There was a steady fall of wickets, including two fine wickets from Carib Horn, in an over, helping him to the best figures of the night. There was a rare drop from Yusuf along the way, albeit salvaged by a good catch later. But the standout innings were from Old Boy Sparkes, for his first ever retirement, making 26 not out, and Old Boy J Bell eventually falling to a catch by reliable pair of hands, Carib Horn. Between them, they put on an impressive stand of 43.

As the years take their toll on some of the Old Boys (and Caribs), the use of Law 25 (Runners) comes into greater use. Always a controversial Law, and for the last 11 years, banned in international cricket, the Old Boys are able take advantage of the fact that they are still permitted in domestic and recreational cricket. A little liberty was taken over Law 25.5.1 (that the injury is during the match) so as to encompass Old Boy Madden's injury during a 5-a-side game earlier in the week.

An extra degree of confusion arose this year over Mr Sparkes's need for two runners. During one frantic, scampered run, Old Boy Sparkes cried and fell to the ground as his hamstrung went. To his credit he managed to make his ground and complete the run. He was determined to carry on for turned out to be a heroic innings. It seemed a great boon for efficiency to have the next scheduled batsmen as Mr Sparkes's runner. However, after the striking batsmen was out and then simply swapped places with Mr Sparkes's runner, it caused no end of befuddlement about who was running to what end on behalf of whom.
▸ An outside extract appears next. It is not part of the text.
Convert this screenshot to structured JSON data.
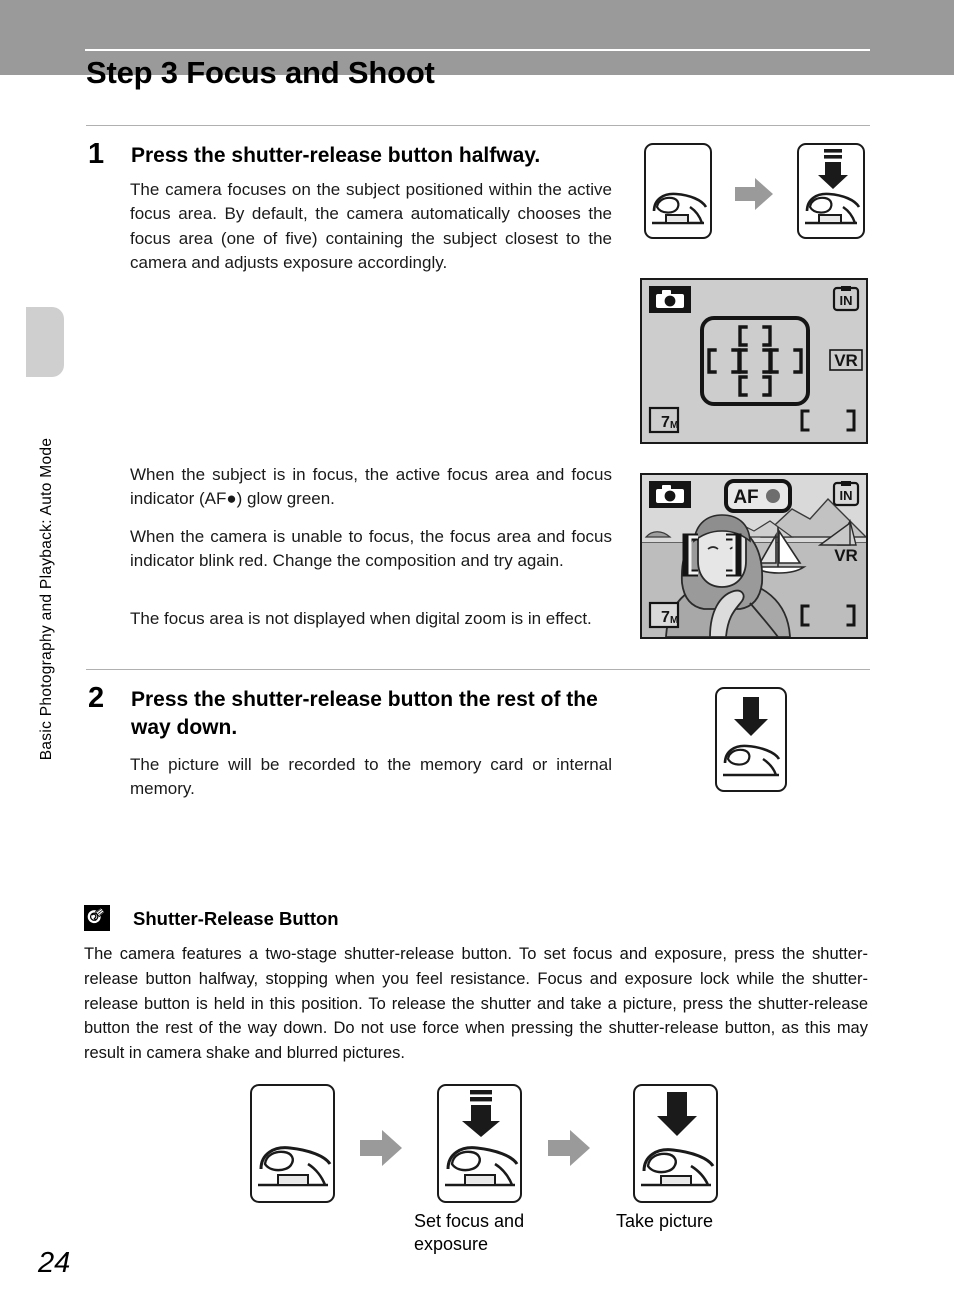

Swapping gloves with Carib Weaver, Carib Kant turned his hand at keeping wicket in the most enthusiastic style and rewarded spectators with a comedy dismissal of Old Boy Captain Curtis right round at short leg. This was after Old Boy Captain Curtis had looked threatening, hitting two fine fours and looking intent on chasing down the total with big hits.

In the end it wasn't to be, but the Old Boys finished on a creditable 104 for 8, 35 runs short.

The effects of the pandemic and the lack of cricket showed after the game as many seemed to have forgotten the layout of Regent's Park and took circuitous routes to the pub afterwards. There was only space on the edge of the pavement outside, by the time many of us arrived. Right on the edge of the group, there was a constant back-and-forth for Carib Haigh and his bike as the two pub staff trying to enforce the public right-of-way law took differing interpretations of whether the right-of-way should be on the outside or the inside of the lamppost. All in all, it was a fine evening, and long may this most traditional and most entertaining of fixtures continue.

Carib Beer XI Win by 35 Runs


Carib Beer XI      
Andy Moss   B Chapman 6 (12)
Yusuf   not out 29 (16)
Gemma Moss   B Chapman 0 (1)
Martin Haigh   B Brown 24 (27)
Tom Horn   not out 26 (32)
Andy Weaver   run out 3 (5)
Swanand Kant   not out 1 (3)
Akansh   not out 4 (2)
EXTRAS   5b 0lb 0nb 41w 46
TOTAL   (20 Overs) 139-4
Fuller 4-1-22-0 Brown 4-0-30-0
Chapman 4-0-26-2 Curtis 3-0-21-0
R Moss 1-0-12-0 Sparkes 2-0-9-0
J Bell 2-0-16-0    
Old Boys      
D Bell   run out 4
J Francis   B Kant 0
A Sparkes   not out 26
M Wood   run out 0
R Moss C sub (Toman) B A Moss 4
C Madden hit wicket B Horn 0
T Rawlings C Yusuf B Horn 0
J Bell C Horn B Weaver 23
M Chapman   not out 10
S Curtis C Kant (wk) B Moss 10
S Brown   not out 4
EXTRAS   3b 0lb 0nb 20w 23
TOTAL   (20 Overs) 104-8
Kant 2-0-5-1 Akansh 3-0-12-0
A Moss 4-0-32-2 Horn 2-0-6-2
Weaver 4-0-23-1 G Moss 1-0-7-0
Haigh 2-0-8-0 Yusuf 2-0-9-0